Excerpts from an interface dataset
☆ ☆ ☆ ☆
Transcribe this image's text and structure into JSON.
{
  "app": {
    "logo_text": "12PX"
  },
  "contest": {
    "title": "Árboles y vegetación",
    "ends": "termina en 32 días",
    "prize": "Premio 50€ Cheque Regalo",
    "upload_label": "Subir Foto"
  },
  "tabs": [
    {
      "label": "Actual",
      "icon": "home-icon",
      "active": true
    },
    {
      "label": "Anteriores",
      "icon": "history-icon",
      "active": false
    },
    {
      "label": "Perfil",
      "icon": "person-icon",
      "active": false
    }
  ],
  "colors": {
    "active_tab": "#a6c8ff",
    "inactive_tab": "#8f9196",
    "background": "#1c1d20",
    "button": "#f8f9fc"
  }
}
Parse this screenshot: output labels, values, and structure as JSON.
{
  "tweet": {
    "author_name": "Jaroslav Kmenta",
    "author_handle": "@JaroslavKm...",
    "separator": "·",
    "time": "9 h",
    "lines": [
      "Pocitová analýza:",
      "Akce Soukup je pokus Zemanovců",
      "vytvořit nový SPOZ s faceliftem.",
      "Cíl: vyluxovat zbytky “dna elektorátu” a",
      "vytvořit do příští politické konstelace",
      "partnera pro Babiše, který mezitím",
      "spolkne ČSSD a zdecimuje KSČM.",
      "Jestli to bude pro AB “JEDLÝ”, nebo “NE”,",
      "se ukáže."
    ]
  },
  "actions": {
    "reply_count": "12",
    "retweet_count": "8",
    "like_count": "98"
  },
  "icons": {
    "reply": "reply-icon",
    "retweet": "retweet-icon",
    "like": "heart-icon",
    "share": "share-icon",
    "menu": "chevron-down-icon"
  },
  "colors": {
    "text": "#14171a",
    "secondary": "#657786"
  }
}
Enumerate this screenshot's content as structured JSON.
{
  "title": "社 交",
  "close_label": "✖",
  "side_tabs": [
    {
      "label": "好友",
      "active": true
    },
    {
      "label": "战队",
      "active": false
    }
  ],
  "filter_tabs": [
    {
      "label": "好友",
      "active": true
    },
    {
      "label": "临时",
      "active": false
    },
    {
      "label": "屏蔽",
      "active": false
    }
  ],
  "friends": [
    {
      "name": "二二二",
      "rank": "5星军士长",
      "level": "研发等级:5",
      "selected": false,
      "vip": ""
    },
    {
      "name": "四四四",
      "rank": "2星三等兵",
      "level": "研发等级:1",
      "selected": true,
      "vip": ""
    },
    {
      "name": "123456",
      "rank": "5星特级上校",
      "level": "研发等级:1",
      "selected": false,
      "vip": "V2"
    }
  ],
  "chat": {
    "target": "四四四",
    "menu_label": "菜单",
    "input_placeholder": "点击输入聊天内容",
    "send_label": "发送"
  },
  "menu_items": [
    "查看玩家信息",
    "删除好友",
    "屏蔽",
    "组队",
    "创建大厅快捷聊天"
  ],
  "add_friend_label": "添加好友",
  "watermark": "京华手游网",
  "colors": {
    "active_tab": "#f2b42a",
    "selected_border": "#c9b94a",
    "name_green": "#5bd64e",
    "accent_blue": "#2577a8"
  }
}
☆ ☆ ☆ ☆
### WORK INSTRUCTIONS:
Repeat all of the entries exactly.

### ANSWER SPACE:
Transcribe this image's text and structure into JSON.
{
  "app": {
    "logo_text": "12PX"
  },
  "contest": {
    "title": "Árboles y vegetación",
    "ends": "termina en 32 días",
    "prize": "Premio 50€ Cheque Regalo",
    "upload_label": "Subir Foto"
  },
  "tabs": [
    {
      "label": "Actual",
      "icon": "home-icon",
      "active": true
    },
    {
      "label": "Anteriores",
      "icon": "history-icon",
      "active": false
    },
    {
      "label": "Perfil",
      "icon": "person-icon",
      "active": false
    }
  ],
  "colors": {
    "active_tab": "#a6c8ff",
    "inactive_tab": "#8f9196",
    "background": "#1c1d20",
    "button": "#f8f9fc"
  }
}
Parse this screenshot: output labels, values, and structure as JSON.
{
  "tweet": {
    "author_name": "Jaroslav Kmenta",
    "author_handle": "@JaroslavKm...",
    "separator": "·",
    "time": "9 h",
    "lines": [
      "Pocitová analýza:",
      "Akce Soukup je pokus Zemanovců",
      "vytvořit nový SPOZ s faceliftem.",
      "Cíl: vyluxovat zbytky “dna elektorátu” a",
      "vytvořit do příští politické konstelace",
      "partnera pro Babiše, který mezitím",
      "spolkne ČSSD a zdecimuje KSČM.",
      "Jestli to bude pro AB “JEDLÝ”, nebo “NE”,",
      "se ukáže."
    ]
  },
  "actions": {
    "reply_count": "12",
    "retweet_count": "8",
    "like_count": "98"
  },
  "icons": {
    "reply": "reply-icon",
    "retweet": "retweet-icon",
    "like": "heart-icon",
    "share": "share-icon",
    "menu": "chevron-down-icon"
  },
  "colors": {
    "text": "#14171a",
    "secondary": "#657786"
  }
}
Enumerate this screenshot's content as structured JSON.
{
  "title": "社 交",
  "close_label": "✖",
  "side_tabs": [
    {
      "label": "好友",
      "active": true
    },
    {
      "label": "战队",
      "active": false
    }
  ],
  "filter_tabs": [
    {
      "label": "好友",
      "active": true
    },
    {
      "label": "临时",
      "active": false
    },
    {
      "label": "屏蔽",
      "active": false
    }
  ],
  "friends": [
    {
      "name": "二二二",
      "rank": "5星军士长",
      "level": "研发等级:5",
      "selected": false,
      "vip": ""
    },
    {
      "name": "四四四",
      "rank": "2星三等兵",
      "level": "研发等级:1",
      "selected": true,
      "vip": ""
    },
    {
      "name": "123456",
      "rank": "5星特级上校",
      "level": "研发等级:1",
      "selected": false,
      "vip": "V2"
    }
  ],
  "chat": {
    "target": "四四四",
    "menu_label": "菜单",
    "input_placeholder": "点击输入聊天内容",
    "send_label": "发送"
  },
  "menu_items": [
    "查看玩家信息",
    "删除好友",
    "屏蔽",
    "组队",
    "创建大厅快捷聊天"
  ],
  "add_friend_label": "添加好友",
  "watermark": "京华手游网",
  "colors": {
    "active_tab": "#f2b42a",
    "selected_border": "#c9b94a",
    "name_green": "#5bd64e",
    "accent_blue": "#2577a8"
  }
}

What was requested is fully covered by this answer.